Baixa, the city of Pombal, is the flat area of Lisbon that starts at Squares of Rossio and Figueira to the north and extends south to Square of Commerce where the city opens onto Tagus river.

Rossio, seen from Sapateiros st

Baixa, before the 18th century was a part of the city that had grown poorly, with crooked and narrow streets, poor access and public health problems. The existence of numerous churches and palaces of the nobility hampered any attempts to modernize Baixa.

On November 1, 1755, the city of Lisbon was hit by a major earthquake, followed by a tsunami and a fire that lasted several days. No neighborhood in Lisbon was hit as hard as Baixa. Simultaneously with the tragedy, the historic opportunity also arose to build a modern city in the center of Lisbon.

Baixa – view from Chiado

The new configuration of Baixa was only made possible by the political and administrative genius of the Marquis of Pombal, the man who supervised the reconstruction of Lisbon after the earthquake..

The general plan for Baixa was drawn up in just 5 months. The royal palace of Ribeira was removed from Terreiro do Paço, which was renamed Square of Commerce. Several streets were outlined in the North/South direction, which were named after professions (streets of Ouro, Prata, Sapateiros or Douradores), crossed by other streets in the East/West direction that were named after saints (Nicolau, Sta Maria da Vitória, Santa Justa, Assunção and Conceição). The main street of Baixa became Rua Augusta, which starts at Rossio and ends at Arco Triunfal of Square of Commerce.

Santa Justa st seen from the elevator

The detailed plan was made in 3 years. Many innovative anti-seismic solutions have been adopted. The structural unit became the block. The existing churches were redesigned in order to integrate into the block. The entire political and social environment was so impacted that it can be said that Baixa is the city of Pombal, also known as Baixa Pombalina.

The construction process was very fast given the size of the project. Many elements were standardized so that they could be produced on a large scale (tiles, tiles). The stonework for the windows and doors was also standardized so that it could be cut in the quarries and brought to the construction site only when needed.

Baixa, corner of Augusta st and S.Nicolau st – the mythological Phoenix bird represents the symbolic death and rebirth of Lisbon in the 18th century

The Pombalino block was designed to be scalable or exportable to other locations such as Vila Real de Santo António in the Algarve.

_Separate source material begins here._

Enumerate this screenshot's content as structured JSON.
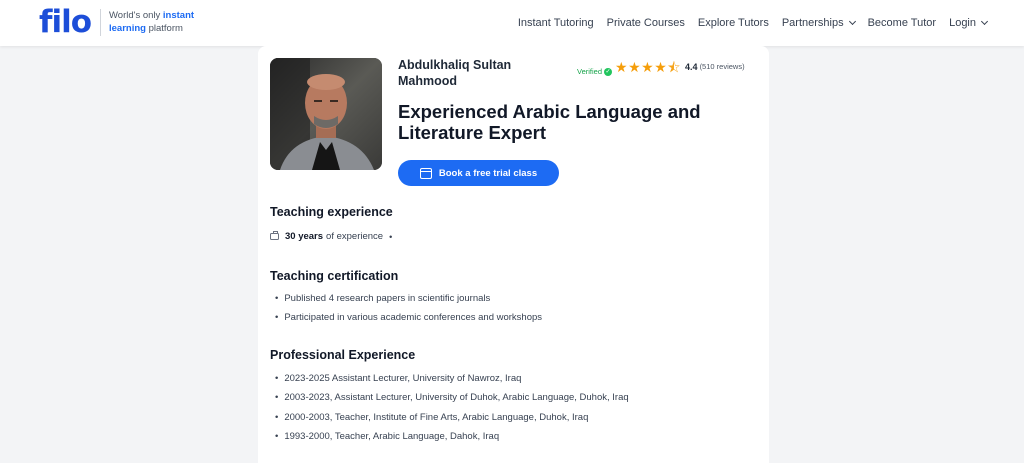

Baixa Pombalina is contemporary with St. Petersburg on the Neva or Washington DC on the Potomac, but unlike these cities that were built from scratch, this is the reconstruction of a pre-existing city.